"But I will return to the subject at hand. If your papist wishes to make a great fuss about the word sola (alone), say this to him: "Dr. Martin Luther will have it so, and he says that a papist and a donkey are the same thing." Sic volo, sic iubeo, sit pro ratione voluntas. (2) For we are not going to be students and disciples of the papists. Rather, we will become their teachers and judges. For once, we also are going to be proud and brag, with these blockheads; and just as Paul brags against his mad raving saints, I will brag against these donkeys of mine! Are they doctors? So am I. Are they scholars? So am I. Are they preachers? So am I. Are they theologians? So am I. Are they debaters? So am I. Are they philosophers? So am I. Are they logicians? So am I. Do they lecture? So do I. Do they write books? So do I.

I will go even further with my boasting: I can expound the psalms and the prophets, and they cannot. I can translate, and they cannot. I can read the Holy Scriptures, and they cannot. I can pray, they cannot. Coming down to their level, I can use their rhetoric and philosophy better than all of them put together. Plus I know that not one of them understands his Aristotle. If any one of them can correctly understand one preface or chapter of Aristotle, I will eat my hat!"

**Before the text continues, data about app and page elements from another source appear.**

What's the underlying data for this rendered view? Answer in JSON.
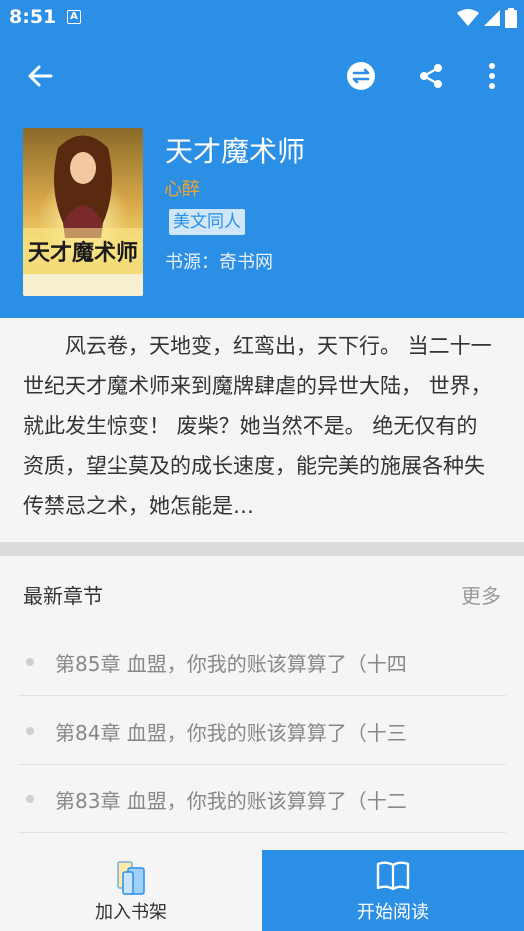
{
  "status_bar": {
    "time": "8:51",
    "notification": "A"
  },
  "book": {
    "title": "天才魔术师",
    "author": "心醉",
    "tag": "美文同人",
    "source": "书源：奇书网",
    "cover_text": "天才魔术师"
  },
  "intro": {
    "text": "风云卷，天地变，红鸾出，天下行。 当二十一世纪天才魔术师来到魔牌肆虐的异世大陆， 世界，就此发生惊变！ 废柴？她当然不是。 绝无仅有的资质，望尘莫及的成长速度，能完美的施展各种失传禁忌之术，她怎能是…"
  },
  "chapters": {
    "title": "最新章节",
    "more": "更多",
    "items": [
      {
        "label": "第85章 血盟，你我的账该算算了（十四"
      },
      {
        "label": "第84章 血盟，你我的账该算算了（十三"
      },
      {
        "label": "第83章 血盟，你我的账该算算了（十二"
      }
    ]
  },
  "bottom": {
    "shelf_label": "加入书架",
    "read_label": "开始阅读"
  },
  "colors": {
    "primary": "#2b8fe6",
    "author": "#f5a623"
  }
}
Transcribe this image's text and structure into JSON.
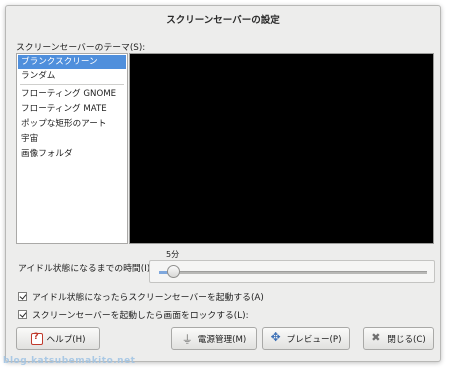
{
  "window": {
    "title": "スクリーンセーバーの設定"
  },
  "theme_section": {
    "label": "スクリーンセーバーのテーマ(S):",
    "items": [
      {
        "label": "ブランクスクリーン",
        "selected": true
      },
      {
        "label": "ランダム",
        "selected": false
      },
      {
        "label": "フローティング GNOME",
        "selected": false
      },
      {
        "label": "フローティング MATE",
        "selected": false
      },
      {
        "label": "ポップな矩形のアート",
        "selected": false
      },
      {
        "label": "宇宙",
        "selected": false
      },
      {
        "label": "画像フォルダ",
        "selected": false
      }
    ]
  },
  "idle": {
    "label": "アイドル状態になるまでの時間(I):",
    "value_label": "5分",
    "fraction": 0.0
  },
  "options": {
    "activate_label": "アイドル状態になったらスクリーンセーバーを起動する(A)",
    "activate_checked": true,
    "lock_label": "スクリーンセーバーを起動したら画面をロックする(L):",
    "lock_checked": true
  },
  "buttons": {
    "help": "ヘルプ(H)",
    "power": "電源管理(M)",
    "preview": "プレビュー(P)",
    "close": "閉じる(C)"
  },
  "watermark": "blog.katsubemakito.net",
  "colors": {
    "selection": "#4f8fdc",
    "preview_bg": "#000000"
  }
}
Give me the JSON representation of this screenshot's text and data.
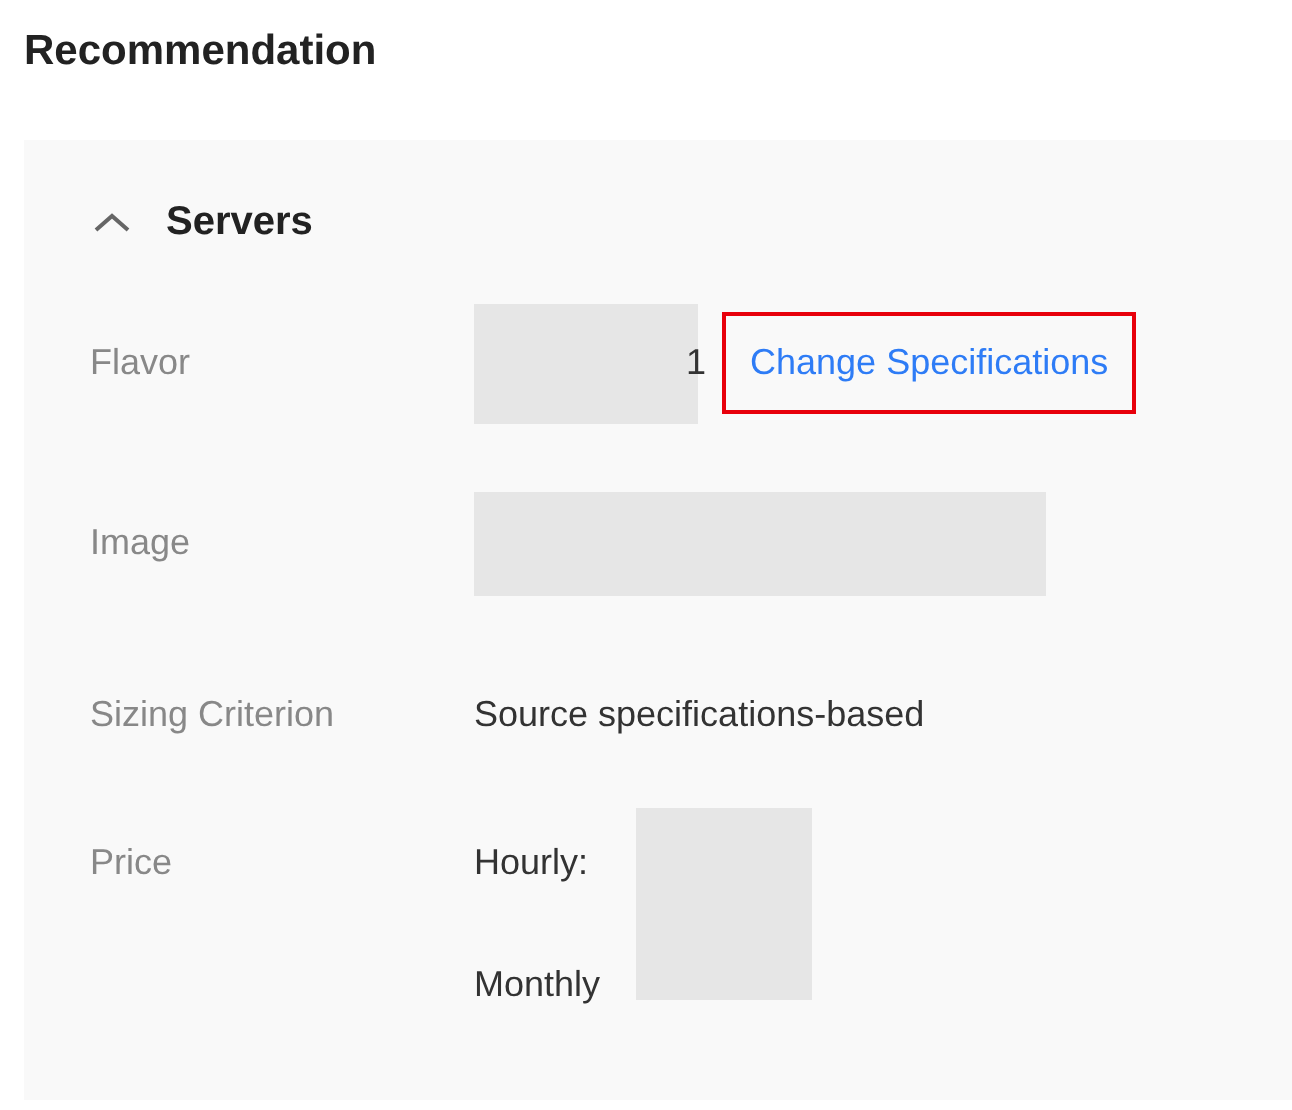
{
  "title": "Recommendation",
  "section": {
    "title": "Servers",
    "expanded": true,
    "rows": [
      {
        "kind": "flavor",
        "label": "Flavor",
        "value": "1",
        "link": "Change Specifications",
        "highlighted": true
      },
      {
        "kind": "hidden",
        "label": "Image"
      },
      {
        "kind": "text",
        "label": "Sizing Criterion",
        "value": "Source specifications-based"
      },
      {
        "kind": "price",
        "label": "Price",
        "lines": [
          "Hourly:",
          "Monthly"
        ]
      }
    ]
  }
}
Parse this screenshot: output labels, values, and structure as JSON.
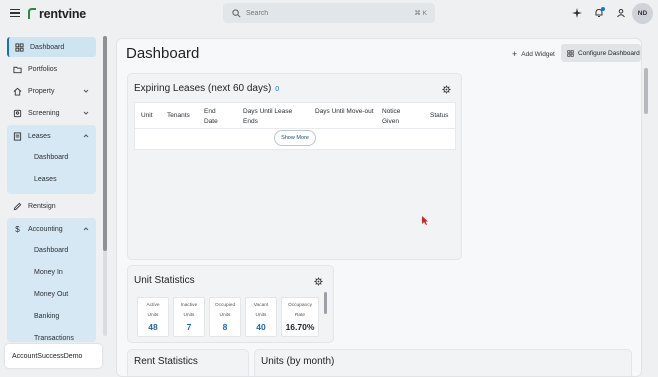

Brad Hart said...

Great stuff! I was under the impression that Luther was FAAAR from being a scriptural literalist. Am I wrong in that assumption?

Tom Van Dyke said...

Brad Hart said...
Great stuff! I was under the impression that Luther was FAAAR from being a scriptural literalist. Am I wrong in that assumption?

Hey, Brad, good to see you here again! ;-)

It's all about anti-Catholicism. [America was founded on anti-Catholicism! Otherwise we'd be Tory Canada...]

The Protestant claim--and you can find it also in the "unitarian" John Adams--is that the Catholic Church perverted the scriptures for its own [nefarious] purposes.

The Catholic countercharge is that Luther perverted the scriptures for his own nefarious purposes

Not a lot, mind you. But a bit.

The point being that for the purposes of our blog, we were not a Christian nation as much as a Protestant nation, and that theological Christian "liberalism" is part and parcel of "Protestantism," semper reformanda, "always reforming."

"Protestantism" has no central authority--by the 1600s, its raison d'etre became not "reformation" but rejection of the Catholic Church, "papism."

Martin Luther was a theological liberal, no fundamentalist he. Jon's quite right.

Mark DeForrest said...

Answering Jon's question, I think that in the early Church, both St. Jerome and Melito of Sardis (one Latin Father and one Greek Father) favored the shortened Hebrew canon personally, but they submitted to the Church's judgment as to which books belonged. So, one finds Jerome quoting from the Deuterocanonical Books as Scripture in his works, and he included them in his Vulgate translation after he was told to. From what I have read, there was objection to those books by other fathers as well, but it was hard for those arguments to get traction because the Deuterocanonical Books were used extensively in the liturgy. Once the power of the liturgy was broken in the Protestant movement, things were opened up for serious revision of the canon. FYI, if one looks at the Book of Common Prayer, it kept large portions of the Deuterocanonical material in its original lectionary and the content of many of its prayers, leading at least in part to the ambiguity regarding the Deuterocanonical Books in the 39 Articles -- not Scripture, but more than just ordinary books too.